Preferred Language 101

We use language in everything we do and the language that we use may allow others to be stereotypical when it comes to us who are affected by HIV. People copycat the language that is used, first by us, and then from the media, doctors and other people that we admire.

Most of the time language is used incorrectly, sometimes on purpose and sometimes by accident -thereby lack of education. It also carries stereotypical factors and concepts.  This language alienates those affected by these messages.

Since the beginning of HIV and AIDS we have seen and heard stigmatizing messages, which change the way we feel about ourselves.  We say we are trying to improve this, but people are still doing the same thing. In order to use better language, we must become more educated and share what we have learned. Terminology is important–from the words we speak to the illustrations that we paint.

Recently, many groups have surfaced that explicitly discuss new and upcoming HIV-related terms. According to some articles, “Preferred Language” helps remove judgment from the individual and rather, focuses on the individual.

There are some words that people use that may be demeaning and cause stigma, and then there are the “Preferred” words that may be used instead that are less harmful, with a meaning that is more understandable.  Try changing your terminology, which can change the way you think.

Stigmatizing words Preferred Language
HIV patient Person living with HIV
Died from AIDS Died from AIDS- related illness
HIV Virus  HIV (otherwise it is a redundant use of HIV)
Prostitution or prostitute  Sex worker or sale of sexual services
Became infected Contracted/Acquired


Can you think of some stigmatizing language along with its ‘Preferred Language” that can be used instead? 

For further information, check out the discussion in Poz:

or more terms at:


3 thoughts on “Preferred Language 101

  1. I am confused; I read your blog fairly regularly but how can a person who has died from AIDS be more or less stigmatized by saying Died from AIDS related illness. THEY ARE DEAD ! This whole group seems to revolve around self-imposed stigma victimization – what is done to actually help the women

    1. Hi Elaine Woods,
      I’m glad to see that you read our blog. I am a member of the LTAI support group and we have created the group and this blog to share information about HIV. And, we continue to support and help other people living with HIV. I wanted to let you know what “Let’s Talk About It” has done to date. LTAI has published the following: a brochure of resources for people living with HIV, calendars for providers and staff about respect and treatment for their patients, 2 magazines with information and a Patient Rights and Responsibility booklet. We also attend conferences/workshops to learn more ways to help people living with HIV.

      We have members who speak at Universities and we participate in AIDSWatch every year. Many of us are Certified Peer Advocates and we were also trained to create a Pen Pal Program for people living with HIV and caregivers.

      Once you’re dead you can still be stigmatized by society if you had HIV. I for one would want the fight for changes to continue. And if I lost a loved one to an HIV related illness I would continue to fight stigmatization.

      I believe that the preferred language was used to remind everyone that people do not die from AIDS, rather they die from an AIDS-related illness because of their weak immune system.

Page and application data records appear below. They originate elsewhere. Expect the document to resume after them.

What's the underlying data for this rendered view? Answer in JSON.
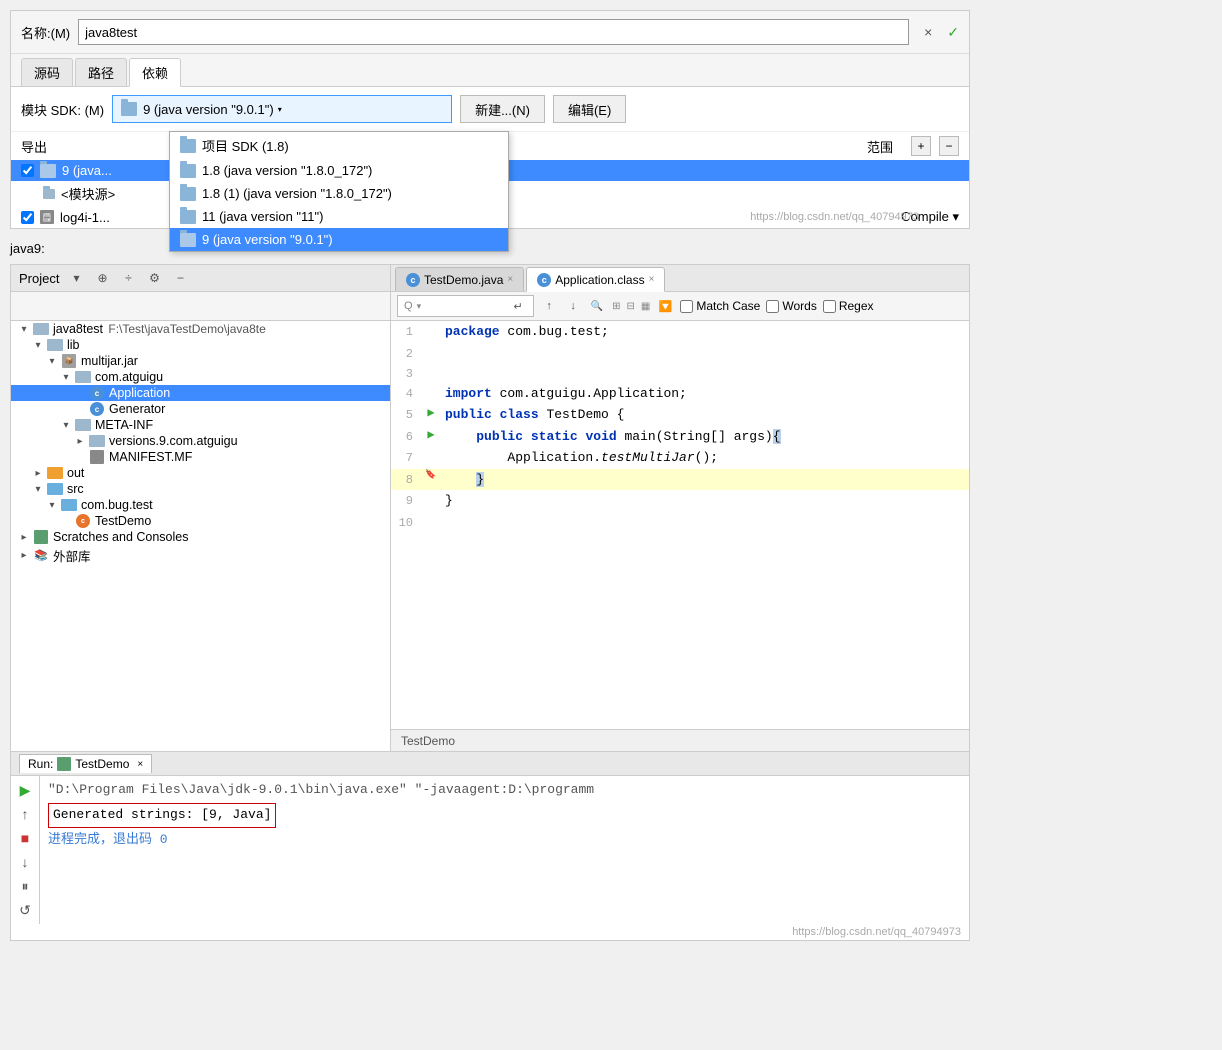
{
  "dialog": {
    "name_label": "名称:(M)",
    "name_value": "java8test",
    "close_btn": "×",
    "tabs": [
      "源码",
      "路径",
      "依赖"
    ],
    "active_tab": "依赖",
    "sdk_label": "模块 SDK: (M)",
    "sdk_selected": "9 (java version \"9.0.1\")",
    "new_btn": "新建...(N)",
    "edit_btn": "编辑(E)",
    "export_label": "导出",
    "scope_label": "范围",
    "plus_btn": "+",
    "minus_btn": "−",
    "dropdown_items": [
      {
        "label": "项目 SDK (1.8)",
        "selected": false
      },
      {
        "label": "1.8 (java version \"1.8.0_172\")",
        "selected": false
      },
      {
        "label": "1.8 (1) (java version \"1.8.0_172\")",
        "selected": false
      },
      {
        "label": "11 (java version \"11\")",
        "selected": false
      },
      {
        "label": "9 (java version \"9.0.1\")",
        "selected": true
      }
    ],
    "lib_rows": [
      {
        "icon": "folder",
        "name": "9 (java",
        "selected": false
      },
      {
        "icon": "module",
        "name": "<模块源>",
        "selected": false
      },
      {
        "name": "log4i-1...",
        "scope": "Compile",
        "selected": false
      }
    ],
    "watermark": "https://blog.csdn.net/qq_40794973"
  },
  "java9_label": "java9:",
  "ide": {
    "project_title": "Project",
    "header_icons": [
      "⊕",
      "÷",
      "⚙",
      "−"
    ],
    "editor_tabs": [
      {
        "label": "TestDemo.java",
        "active": false,
        "icon": "c"
      },
      {
        "label": "Application.class",
        "active": true,
        "icon": "c"
      }
    ],
    "search": {
      "placeholder": "",
      "match_case_label": "Match Case",
      "words_label": "Words",
      "regex_label": "Regex"
    },
    "project_tree": [
      {
        "indent": 0,
        "type": "arrow-expanded",
        "icon": "project",
        "label": "java8test",
        "path": "F:\\Test\\javaTestDemo\\java8te",
        "level": 0
      },
      {
        "indent": 1,
        "type": "arrow-expanded",
        "icon": "folder-gray",
        "label": "lib",
        "level": 1
      },
      {
        "indent": 2,
        "type": "arrow-expanded",
        "icon": "jar",
        "label": "multijar.jar",
        "level": 2
      },
      {
        "indent": 3,
        "type": "arrow-expanded",
        "icon": "folder-gray",
        "label": "com.atguigu",
        "level": 3
      },
      {
        "indent": 4,
        "type": "leaf",
        "icon": "class",
        "label": "Application",
        "level": 4
      },
      {
        "indent": 4,
        "type": "leaf",
        "icon": "class",
        "label": "Generator",
        "level": 4
      },
      {
        "indent": 3,
        "type": "arrow-expanded",
        "icon": "folder-gray",
        "label": "META-INF",
        "level": 3
      },
      {
        "indent": 4,
        "type": "arrow-collapsed",
        "icon": "folder-gray",
        "label": "versions.9.com.atguigu",
        "level": 4
      },
      {
        "indent": 4,
        "type": "leaf",
        "icon": "manifest",
        "label": "MANIFEST.MF",
        "level": 4
      },
      {
        "indent": 1,
        "type": "arrow-collapsed",
        "icon": "folder-orange",
        "label": "out",
        "level": 1
      },
      {
        "indent": 1,
        "type": "arrow-expanded",
        "icon": "folder-blue",
        "label": "src",
        "level": 1
      },
      {
        "indent": 2,
        "type": "arrow-expanded",
        "icon": "folder-blue",
        "label": "com.bug.test",
        "level": 2
      },
      {
        "indent": 3,
        "type": "leaf",
        "icon": "java",
        "label": "TestDemo",
        "level": 3
      },
      {
        "indent": 0,
        "type": "arrow-collapsed",
        "icon": "scratches",
        "label": "Scratches and Consoles",
        "level": 0
      },
      {
        "indent": 0,
        "type": "arrow-collapsed",
        "icon": "lib-icon",
        "label": "外部库",
        "level": 0
      }
    ],
    "code_lines": [
      {
        "num": 1,
        "content": "package com.bug.test;",
        "tokens": [
          {
            "type": "kw-blue",
            "text": "package"
          },
          {
            "type": "normal",
            "text": " com.bug.test;"
          }
        ]
      },
      {
        "num": 2,
        "content": ""
      },
      {
        "num": 3,
        "content": ""
      },
      {
        "num": 4,
        "content": "import com.atguigu.Application;",
        "tokens": [
          {
            "type": "kw-blue",
            "text": "import"
          },
          {
            "type": "normal",
            "text": " com.atguigu.Application;"
          }
        ]
      },
      {
        "num": 5,
        "content": "public class TestDemo {",
        "tokens": [
          {
            "type": "kw-blue",
            "text": "public"
          },
          {
            "type": "normal",
            "text": " "
          },
          {
            "type": "kw-blue",
            "text": "class"
          },
          {
            "type": "normal",
            "text": " TestDemo {"
          }
        ],
        "run_arrow": true
      },
      {
        "num": 6,
        "content": "    public static void main(String[] args){",
        "tokens": [
          {
            "type": "kw-blue",
            "text": "    public"
          },
          {
            "type": "normal",
            "text": " "
          },
          {
            "type": "kw-blue",
            "text": "static"
          },
          {
            "type": "normal",
            "text": " "
          },
          {
            "type": "kw-blue",
            "text": "void"
          },
          {
            "type": "normal",
            "text": " main(String[] args){"
          }
        ],
        "run_arrow": true,
        "has_bracket_highlight": true
      },
      {
        "num": 7,
        "content": "        Application.testMultiJar();",
        "tokens": [
          {
            "type": "normal",
            "text": "        Application."
          },
          {
            "type": "method",
            "text": "testMultiJar"
          },
          {
            "type": "normal",
            "text": "();"
          }
        ]
      },
      {
        "num": 8,
        "content": "    }",
        "tokens": [
          {
            "type": "normal",
            "text": "    }"
          }
        ],
        "highlighted": true
      },
      {
        "num": 9,
        "content": "}",
        "tokens": [
          {
            "type": "normal",
            "text": "}"
          }
        ]
      },
      {
        "num": 10,
        "content": ""
      }
    ],
    "editor_status": "TestDemo",
    "run": {
      "label": "Run:",
      "tab_label": "TestDemo",
      "output_line1": "\"D:\\Program Files\\Java\\jdk-9.0.1\\bin\\java.exe\" \"-javaagent:D:\\programm",
      "output_line2": "Generated strings: [9, Java]",
      "output_line3": "进程完成，退出码 0",
      "watermark": "https://blog.csdn.net/qq_40794973"
    }
  }
}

      We are a group of strong women and we are not victims and we refuse to be victimized. We have stepped up, we have spoken out in support and in defense of all women. We will continue our fight for all people living with HIV.

      We look forward to hearing more from you.

    2. Hi Elaine,

      Thank you for commenting. It’s nice to get a dialogue going on this type of subject. I am also a LTAI member, who has found the group to be very supporting and encouraging in whatever it does. The preferred language is just an extension of that encouragement and support that we as members have with each other. As a person living with HIV, positive language can make all the difference when talking about HIV/ AIDS. It’s important that people living with HIV also use language that is uplifting and supportive. When we use stigmatizing or negative language to talk about the virus, we are just perpetuating the stigma that still surrounds it and people living with it. When we say infected instead of contracted, we are using a negative connotation that is not helping people to understand. Even if people have died from AIDS related illnesses, we still want to use the proper language because whether they are dead or not, they still deserve the proper respect.

      Sure our stigma is self imposed, but there is a reason for that. Society has been stigmatizing the virus since it was discovered in the eighties. Societal opinion is what shapes most people’s lives. To live comfortably in society, you have to confirm conform. How are people who know the societal stigma of HIV going to be able to throw off that mantle when it has been an issue from day one? If people are going to stop living with self and post stigma, then it needs to start within our society. A small but important way to accomplish that is to change the language we use about the disease. I know it might not seem that way,
      but people do take notice and it does help.

      I’m glad you asked such an important question, and I hope you keep reading and commenting. We appreciate your feedback!

Leave a Reply

Your email address will not be published.

This site uses Akismet to reduce spam. Learn how your comment data is processed.